If you’ve been reading along with the defrag blog for any period of time, you’ve probably figured out that I like to have a macro-economic view inform how I approach things. For over a year now, I’ve been pounding on the theme of a “productivity boom” as an economic meta-theme — one that was driven by the databases/spreadsheets of the 80’s, email/e-commerce/productivity apps in the 90’s, and SaaS/productivity apps/shift to the cloud in the 00/10’s.

If we look at the current economic situation (from my admittedly, U.S.-centric viewpoint), we find ourselves in a world where a massive amount of liquidity has been pumped into the system (via the actions of the Fed and other central banks). Companies (technology and otherwise) are now sitting on a massive amount of cash in the face of fears around economic recovery, and as I’ve pontificated over the past few weeks, we’re going to see a huge M&A surge heading into year’s end (before cap gains taxes increase substantially around these transactions). Just this morning, we see over 2 billion in M&A transactions (Intel and 3M).

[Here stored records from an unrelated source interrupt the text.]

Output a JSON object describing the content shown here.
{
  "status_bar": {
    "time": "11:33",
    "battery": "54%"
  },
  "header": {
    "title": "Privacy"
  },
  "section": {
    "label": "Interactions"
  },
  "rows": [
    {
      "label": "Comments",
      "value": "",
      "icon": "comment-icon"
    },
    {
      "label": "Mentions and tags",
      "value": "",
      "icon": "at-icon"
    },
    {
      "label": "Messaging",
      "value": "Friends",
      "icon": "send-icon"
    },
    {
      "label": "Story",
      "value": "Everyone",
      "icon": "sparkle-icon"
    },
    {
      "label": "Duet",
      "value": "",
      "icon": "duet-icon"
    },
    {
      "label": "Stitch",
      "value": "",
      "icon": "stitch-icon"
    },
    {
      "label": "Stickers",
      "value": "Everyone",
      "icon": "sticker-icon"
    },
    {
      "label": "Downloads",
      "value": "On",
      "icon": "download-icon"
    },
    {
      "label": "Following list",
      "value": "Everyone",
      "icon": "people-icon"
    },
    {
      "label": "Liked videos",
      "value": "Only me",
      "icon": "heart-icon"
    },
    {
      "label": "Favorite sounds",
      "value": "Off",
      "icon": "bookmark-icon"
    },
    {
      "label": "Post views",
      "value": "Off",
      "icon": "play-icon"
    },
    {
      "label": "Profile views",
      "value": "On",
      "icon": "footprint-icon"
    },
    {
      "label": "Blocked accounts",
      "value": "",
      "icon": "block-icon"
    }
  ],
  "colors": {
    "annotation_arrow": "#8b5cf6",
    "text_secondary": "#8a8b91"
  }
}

One of the great debates raging in macro-circles is around deflationary vs. inflationary cycles. And so, I read with great interest this blog that Phil shot my way over the weekend. In “The Techn-Sponge” the blogger (I can’t seem to find this guy/gal’s name) asserts that the technology sector (via Moore’s law) is having two effects:

1) as 1.5% of the world’s GDP, the tech sector’s march via Moore’s law (where the price for similar functionality gets halved every 18 months) is soaking up all of the excess liquidity that has been pumped into the system

2) the second order derivative of that is an increase in the rate of productivity gains (via – the tech sector)

In plain speak: all of the money and low interest rates that SHOULD have kick-started the economy and effectively brought real inflation back is being “sucked up” because of the very nature of the tech sector itself (a sector which plans for and KNOWS that falling prices — ie, deflation — is the order of the day).

The blogger goes on to assert: “We have never had a significant technology sector while also facing the fears (warranted or otherwise) of high inflation.”

His (or her?) final assertion is that the only way from dropping into dangerous deflationary territory is to start up the printing press again and keeping injecting trillions into the economy until we see inflation.

Now, I’m not sure about his conclusion (which is to say that I’m willing to question the magnitude of the effects that he asserts), but I’m fascinated by the idea that something structural changed with the rise of the tech sector – and that structural change is directly related to the productivity boom. To be fair, TONS of people (from Mary Meeker to Thomas Friedman) have theorized about structural economic changes (related to worldwide tech growth) – that is certainly nothing new. What I like here is the direct tie to tech being a deflationary force that has set up its own positive feedback loop.

So, if this guy is even half right, what does this all mean? A few guesses:

1. Unemployment in double digits is just a symptom of this deflationary environment we live in (the “new normal” – ugh).

2. Our beloved tech sector (and all of its SaaS-y, e.20, cloudy goodness) is soaking up all of the liquidity that would normally lead to inflation (and lower unemployment). And the continuing productivity gains that we’re all making our living selling will just make sure that it stays that way.

3. Tech product cycles can only get faster (in a deflationary environment the only way for tech companies to maintain price points is to release new products at a faster and faster rate).

4. “Collaboration” (ie, e.20, social software) will hit a cycle where we see some sort of productivity jump (a leap) that coincides with mainstream adoption.

5. The deflationary force that is the baby boomers layers on top of all of this and makes it more than likely that the debt-to-GDP worriers (John Mauldin) are right — we don’t see another secular bull market until 2017-2020.

Bottom-line: in some strange way, we (the tech sector) are the architects and perpetuators of this low growth, no inflation, rising productivity era we find ourselves in.

Which I suppose is better than the alternative. Maybe I’ll just start referring to this as the Sponge Bob economy (hat tip: “the techno-sponge”).

By the way, wanna chat more about deflation, collaboration, markets, innovation cycles, baby boomers and other goodness — join us at Defrag — the super early bird rate expires this Friday.